● Task directions: State, as a number alone, how many lines of the entries contain the word "JSON".

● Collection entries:
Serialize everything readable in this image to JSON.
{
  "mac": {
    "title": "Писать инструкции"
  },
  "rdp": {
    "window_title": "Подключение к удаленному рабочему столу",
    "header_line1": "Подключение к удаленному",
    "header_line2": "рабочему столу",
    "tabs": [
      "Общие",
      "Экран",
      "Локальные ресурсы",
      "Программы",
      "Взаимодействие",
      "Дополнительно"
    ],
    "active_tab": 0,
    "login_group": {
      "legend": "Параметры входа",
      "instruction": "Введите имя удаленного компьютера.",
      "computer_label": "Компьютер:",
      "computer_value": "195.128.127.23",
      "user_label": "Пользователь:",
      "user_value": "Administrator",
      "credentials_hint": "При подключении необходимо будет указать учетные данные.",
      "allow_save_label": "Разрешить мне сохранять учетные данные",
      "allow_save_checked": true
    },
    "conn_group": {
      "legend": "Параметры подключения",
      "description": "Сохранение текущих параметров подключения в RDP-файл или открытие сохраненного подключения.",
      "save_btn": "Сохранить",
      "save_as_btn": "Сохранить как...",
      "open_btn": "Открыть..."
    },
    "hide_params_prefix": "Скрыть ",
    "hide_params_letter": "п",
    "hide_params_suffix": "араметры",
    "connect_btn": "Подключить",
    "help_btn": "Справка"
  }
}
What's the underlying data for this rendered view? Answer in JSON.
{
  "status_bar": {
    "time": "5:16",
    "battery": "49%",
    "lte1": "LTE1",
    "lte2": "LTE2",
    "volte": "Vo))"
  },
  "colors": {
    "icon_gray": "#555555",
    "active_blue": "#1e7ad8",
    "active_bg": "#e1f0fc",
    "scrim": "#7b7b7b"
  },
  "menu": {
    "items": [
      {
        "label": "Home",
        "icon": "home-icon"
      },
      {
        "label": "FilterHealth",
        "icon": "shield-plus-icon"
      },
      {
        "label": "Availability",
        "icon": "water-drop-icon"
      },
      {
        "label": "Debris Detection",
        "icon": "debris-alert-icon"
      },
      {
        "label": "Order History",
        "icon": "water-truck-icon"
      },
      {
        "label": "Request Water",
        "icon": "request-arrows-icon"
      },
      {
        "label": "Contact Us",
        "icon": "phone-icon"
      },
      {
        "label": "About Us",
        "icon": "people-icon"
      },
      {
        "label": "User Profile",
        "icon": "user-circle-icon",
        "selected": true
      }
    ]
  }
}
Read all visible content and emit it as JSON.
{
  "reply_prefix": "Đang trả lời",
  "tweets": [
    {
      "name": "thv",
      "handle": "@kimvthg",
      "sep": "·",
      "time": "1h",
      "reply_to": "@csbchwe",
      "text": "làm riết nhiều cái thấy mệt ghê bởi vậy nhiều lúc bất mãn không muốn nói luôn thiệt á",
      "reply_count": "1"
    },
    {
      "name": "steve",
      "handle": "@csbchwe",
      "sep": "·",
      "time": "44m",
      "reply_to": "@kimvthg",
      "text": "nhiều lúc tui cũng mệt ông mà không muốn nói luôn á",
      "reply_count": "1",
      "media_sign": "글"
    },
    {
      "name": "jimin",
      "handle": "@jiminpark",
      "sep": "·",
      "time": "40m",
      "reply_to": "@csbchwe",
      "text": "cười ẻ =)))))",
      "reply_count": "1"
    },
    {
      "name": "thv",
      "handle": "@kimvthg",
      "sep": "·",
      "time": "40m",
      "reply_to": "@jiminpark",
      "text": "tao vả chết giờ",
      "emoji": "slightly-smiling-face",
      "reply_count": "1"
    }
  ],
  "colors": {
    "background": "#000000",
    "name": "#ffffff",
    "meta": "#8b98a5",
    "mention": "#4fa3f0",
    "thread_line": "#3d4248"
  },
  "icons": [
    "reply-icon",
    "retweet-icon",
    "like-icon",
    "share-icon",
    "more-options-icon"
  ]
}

● Written reply: 3